The iPhone really didn't create this trend, but I'll say that its certainly a very visible final nail, just as the
Macintosh Finder was the "visible" start back in 1984. Today, you don't keep piles of stuff on your "desktop" and activate applications (or applets) against relevant document parts: the vast majority your content is organized against your applications, not the other way around - the iPhone is a computer that doesn't even have a desktop, in any traditional sense.

There was a brief resurgence of the idea that the document was the gateway to your applications in the early 90's with
OpenDoc and OLE (Object Linking and Embedding).

Hah.

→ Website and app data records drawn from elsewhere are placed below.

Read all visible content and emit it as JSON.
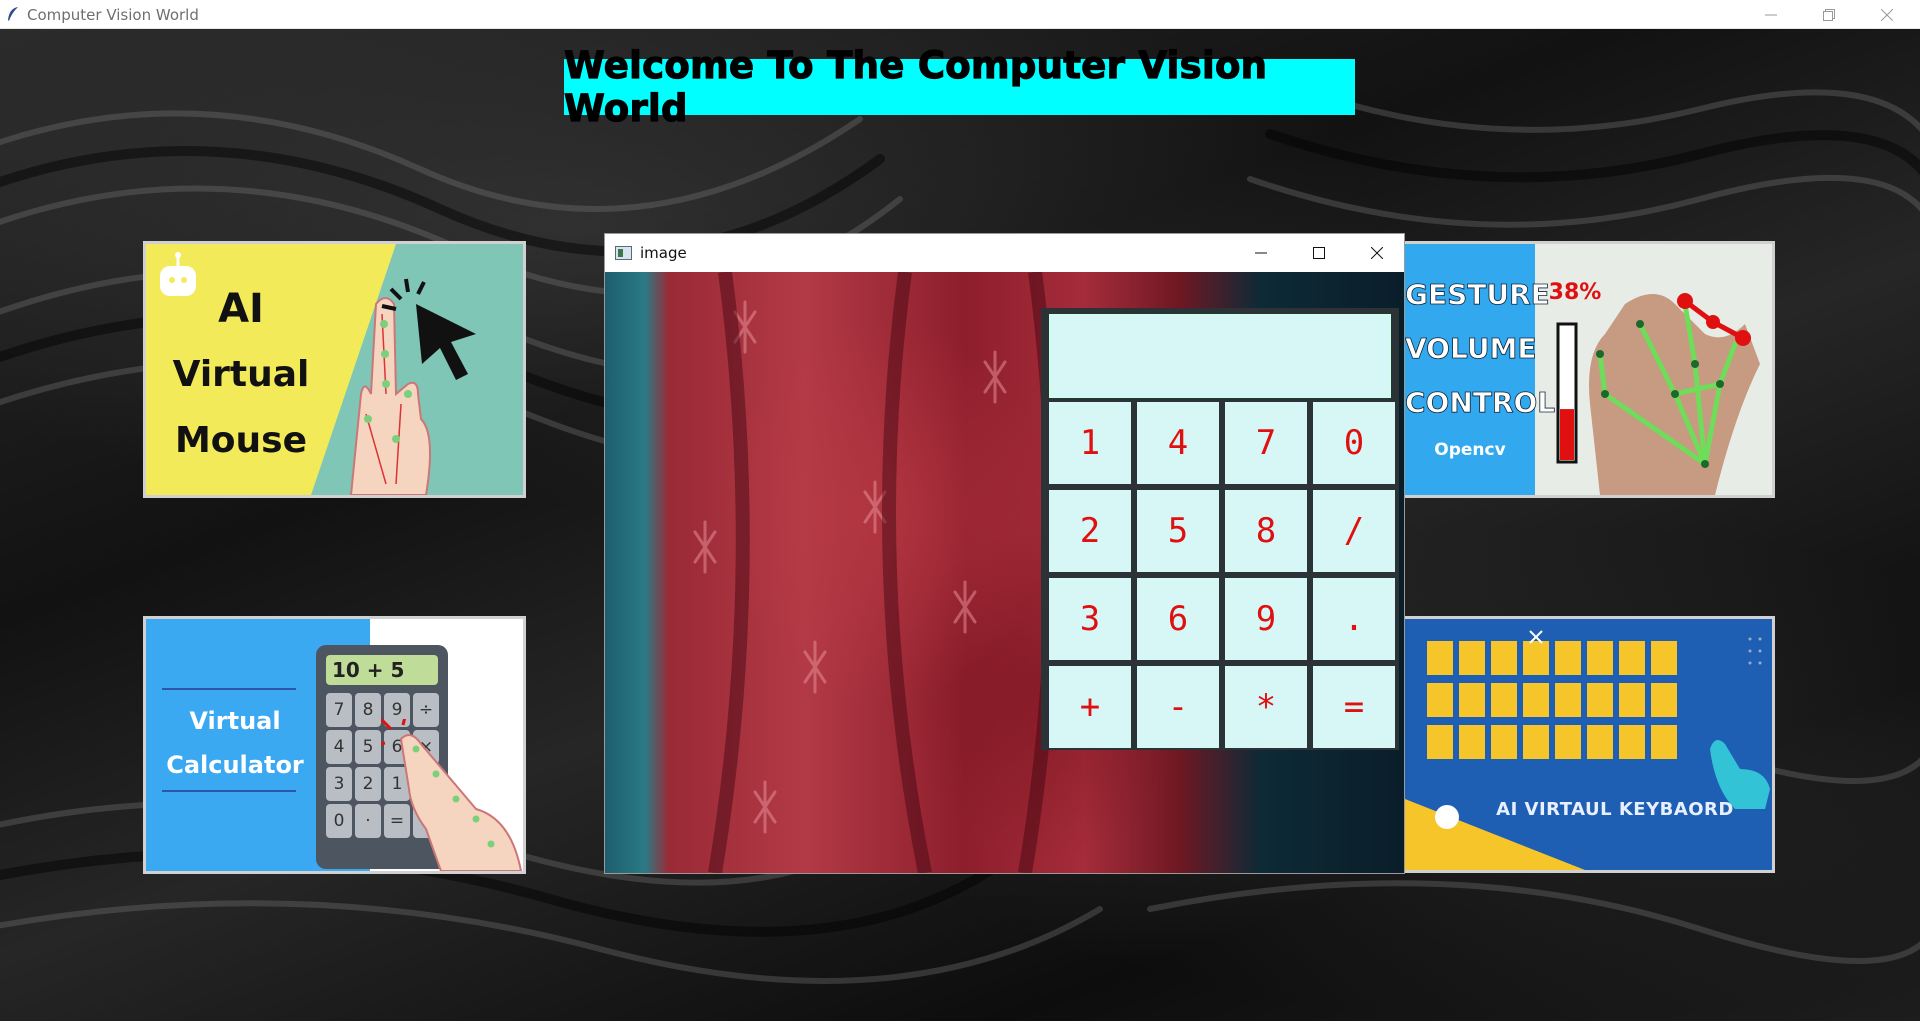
{
  "window": {
    "title": "Computer Vision World",
    "icon": "feather-icon"
  },
  "banner": {
    "text": "Welcome To The Computer Vision World",
    "bg_color": "#00ffff"
  },
  "tiles": {
    "mouse": {
      "line1": "AI",
      "line2": "Virtual",
      "line3": "Mouse"
    },
    "calculator": {
      "line1": "Virtual",
      "line2": "Calculator",
      "screen": "10 + 5",
      "keys": [
        "7",
        "8",
        "9",
        "÷",
        "4",
        "5",
        "6",
        "×",
        "3",
        "2",
        "1",
        "−",
        "0",
        "·",
        "=",
        "+"
      ]
    },
    "volume": {
      "line1": "GESTURE",
      "line2": "VOLUME",
      "line3": "CONTROL",
      "line4": "Opencv",
      "percent": "38%",
      "level": 0.38
    },
    "keyboard": {
      "caption": "AI VIRTAUL KEYBAORD"
    }
  },
  "image_window": {
    "title": "image",
    "calculator": {
      "display": "",
      "keys": [
        [
          "1",
          "4",
          "7",
          "0"
        ],
        [
          "2",
          "5",
          "8",
          "/"
        ],
        [
          "3",
          "6",
          "9",
          "."
        ],
        [
          "+",
          "-",
          "*",
          "="
        ]
      ]
    }
  },
  "colors": {
    "calc_key_bg": "#d7f7f7",
    "calc_key_text": "#e01010",
    "calc_frame": "#2b3336"
  }
}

We're at the starting tip of an orgasmic diarrhea of content creation in the form of e-mail, blog posts, music, photos and videos. And every single one of those is organized against single media form computing - barely a compound document in sight... you go to custom applications to create, edit, organize, and consume all the vast amount of gigabytes and terabytes of data we all share.

Vista Search and Spotlight in OS X only demonstrate even further how increasingly irrelevant the Finder and Windows Explorer are for everyday users.

In a slightly related tangent: What's most shocking to me today is how right Unix got it in the 1970's. URL's and hierarchical file paths seemed like dinosaur concepts in the early 90's before roaring back.

Either that, or we just haven't had the imagination to organize our way out of a paper bag since 1977... there's a parallel here.

Another way of saying "
cool idea - wrong problem".